• ACTION ITEM: Make an exact copy of all the data, pictures excluded.

Top of DATA TO EXAMINE

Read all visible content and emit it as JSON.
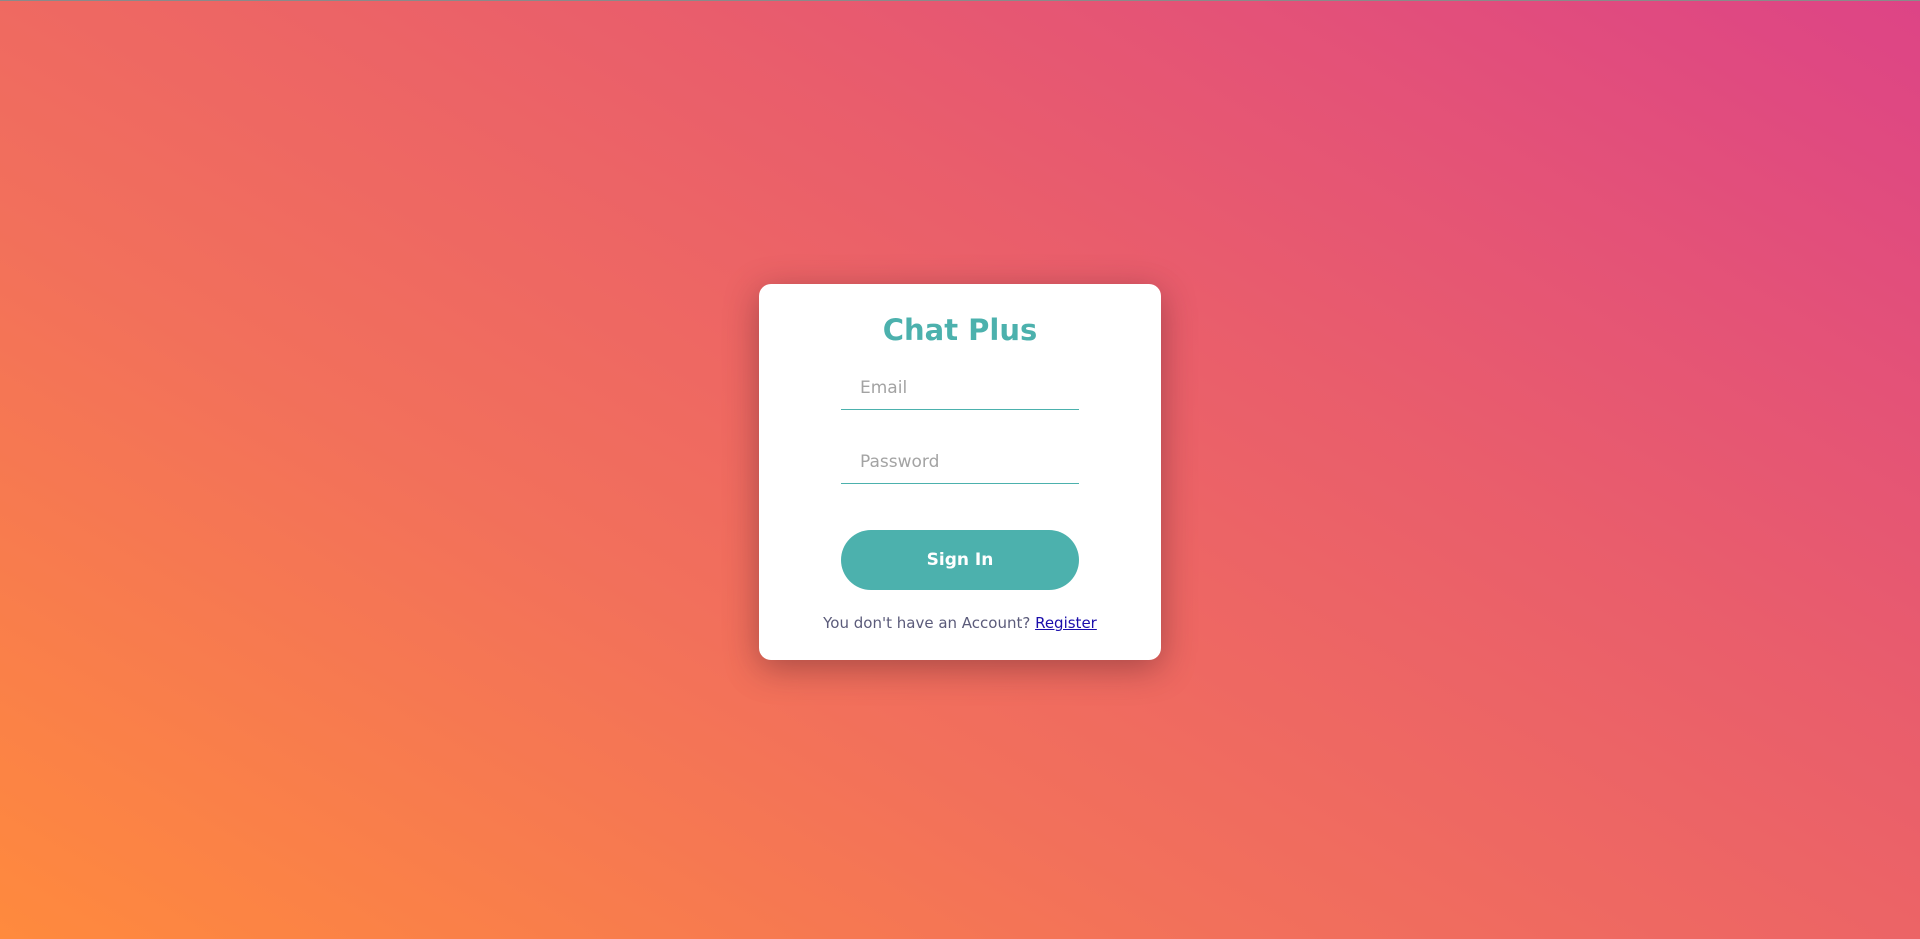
{
  "app": {
    "title": "Chat Plus"
  },
  "login": {
    "email_placeholder": "Email",
    "email_value": "",
    "password_placeholder": "Password",
    "password_value": "",
    "signin_label": "Sign In",
    "footer_text": "You don't have an Account?",
    "register_link": "Register"
  },
  "colors": {
    "accent": "#4cb1ad",
    "link": "#1a0dab",
    "card": "#ffffff",
    "gradient_start": "#ff8a3d",
    "gradient_end": "#dd4486"
  }
}
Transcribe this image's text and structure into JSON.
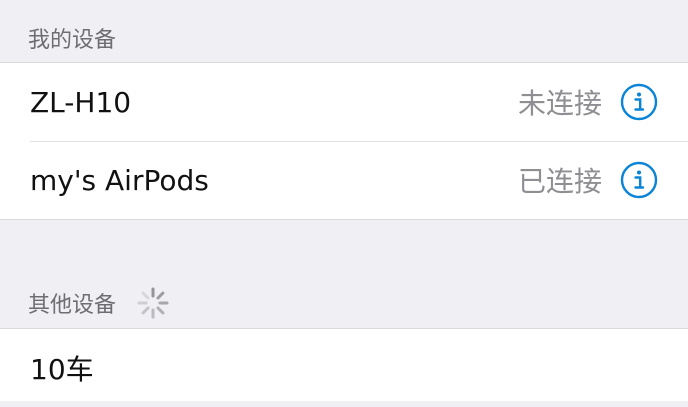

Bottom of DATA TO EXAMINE

• ANSWER FOR THIS EXERCISE:
Read all visible content and emit it as JSON.
{
  "app": {
    "title": "Chat Plus"
  },
  "login": {
    "email_placeholder": "Email",
    "email_value": "",
    "password_placeholder": "Password",
    "password_value": "",
    "signin_label": "Sign In",
    "footer_text": "You don't have an Account?",
    "register_link": "Register"
  },
  "colors": {
    "accent": "#4cb1ad",
    "link": "#1a0dab",
    "card": "#ffffff",
    "gradient_start": "#ff8a3d",
    "gradient_end": "#dd4486"
  }
}
Transcribe this image's text and structure into JSON.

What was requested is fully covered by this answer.